By Bruce Levine–
CHICAGO (CBS) — Only one man has ever hit the center-field scoreboard at Wrigley Field.
The distance estimate for that kind blast from home plate are anywhere from 575 to 600 feet by experts. The reality of that ever happening was broached this week after Cubs sluggers Kyle Schwarber and Kris Bryant both hit monster home runs with howling winds swirling in the historic ballpark.
On Tuesday, Schwarber hit a 462-foot home run to right field. On Thursday, Bryant hit a 450-foot home run as well.
There will be many more tape-measure shots for those two in the next decade, but is it possible for either one to hit the historic scoreboard with a batted ball?
Cubs manager Joe Maddon won’t say never.
“I am not going to say it is impossible,” Maddon said. “It would have to be the perfect everything. The wind (would have to be behind it). You would have to get that ball high enough. Wow, it would have to be like the ball Schwarber hit (Tuesday). Maybe like the ball Schwarber hit on top of the video board two years ago (in the 2015 NLDS). That may have a shot I think. We saw guys get close during those BPs this week but not hit it. If it is 600 feet, it will not happen.”
Bryant hit the top of the new video board in left field during the 2015 season with a blast that was estimated at 495 feet. To hit the center-field scoreboard, it would take close to another 100 feet and a drive back up the middle.
“Oh no,” Bryant said of hitting the ball off the scoreboard. “No chance. That is 650 feet, 600 at least. Get me a number on how far it is and then I will answer that. Get me a real estimate, and I will give you a better answer.”
So if Maddon had to bet, would he pick Schwarber or Bryant to potentially hit the center-field scoreboard?
“Just based on the way they hit? I don’t know,” Maddon said. “I would say Schwarbs if you had everything right going together. Then again, KB seems to hit the ball there (to center) with the most authority. Dead center field power, I think KB has that there.”
Oh, and the only man to ever hit the center-field scoreboard? That was legendary golfer Sam Snead, who in 1951 drilled the board with a golf ball using a 4-iron from home plate and then cleared it with a 2-iron, according to historical accounts.

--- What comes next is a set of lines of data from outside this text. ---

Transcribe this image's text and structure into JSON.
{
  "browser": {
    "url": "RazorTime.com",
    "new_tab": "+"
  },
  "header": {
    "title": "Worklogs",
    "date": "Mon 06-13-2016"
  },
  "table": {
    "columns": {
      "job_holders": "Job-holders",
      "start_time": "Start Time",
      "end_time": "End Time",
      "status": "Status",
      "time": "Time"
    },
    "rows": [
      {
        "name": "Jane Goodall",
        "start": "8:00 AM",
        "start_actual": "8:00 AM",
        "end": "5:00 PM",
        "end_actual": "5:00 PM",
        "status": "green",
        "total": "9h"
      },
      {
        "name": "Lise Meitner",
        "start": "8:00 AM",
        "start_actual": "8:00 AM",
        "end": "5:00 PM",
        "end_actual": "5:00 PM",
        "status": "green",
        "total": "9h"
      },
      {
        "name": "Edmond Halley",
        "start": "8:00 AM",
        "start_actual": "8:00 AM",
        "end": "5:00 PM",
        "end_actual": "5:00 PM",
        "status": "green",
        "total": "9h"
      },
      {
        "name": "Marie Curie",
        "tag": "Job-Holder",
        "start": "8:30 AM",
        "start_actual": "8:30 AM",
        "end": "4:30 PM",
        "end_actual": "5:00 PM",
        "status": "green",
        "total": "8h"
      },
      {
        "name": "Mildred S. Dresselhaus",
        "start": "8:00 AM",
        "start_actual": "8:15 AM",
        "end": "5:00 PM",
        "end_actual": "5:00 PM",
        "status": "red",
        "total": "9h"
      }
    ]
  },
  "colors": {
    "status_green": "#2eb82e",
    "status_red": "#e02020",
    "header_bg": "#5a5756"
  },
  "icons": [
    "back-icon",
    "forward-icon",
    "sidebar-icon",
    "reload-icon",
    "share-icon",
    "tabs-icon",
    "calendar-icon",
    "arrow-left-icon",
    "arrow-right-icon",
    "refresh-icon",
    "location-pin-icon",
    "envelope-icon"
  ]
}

Bruce Levine covers the Cubs and White Sox for 670 The Score and CBSChicago.com. Follow him on Twitter @MLBBruceLevine.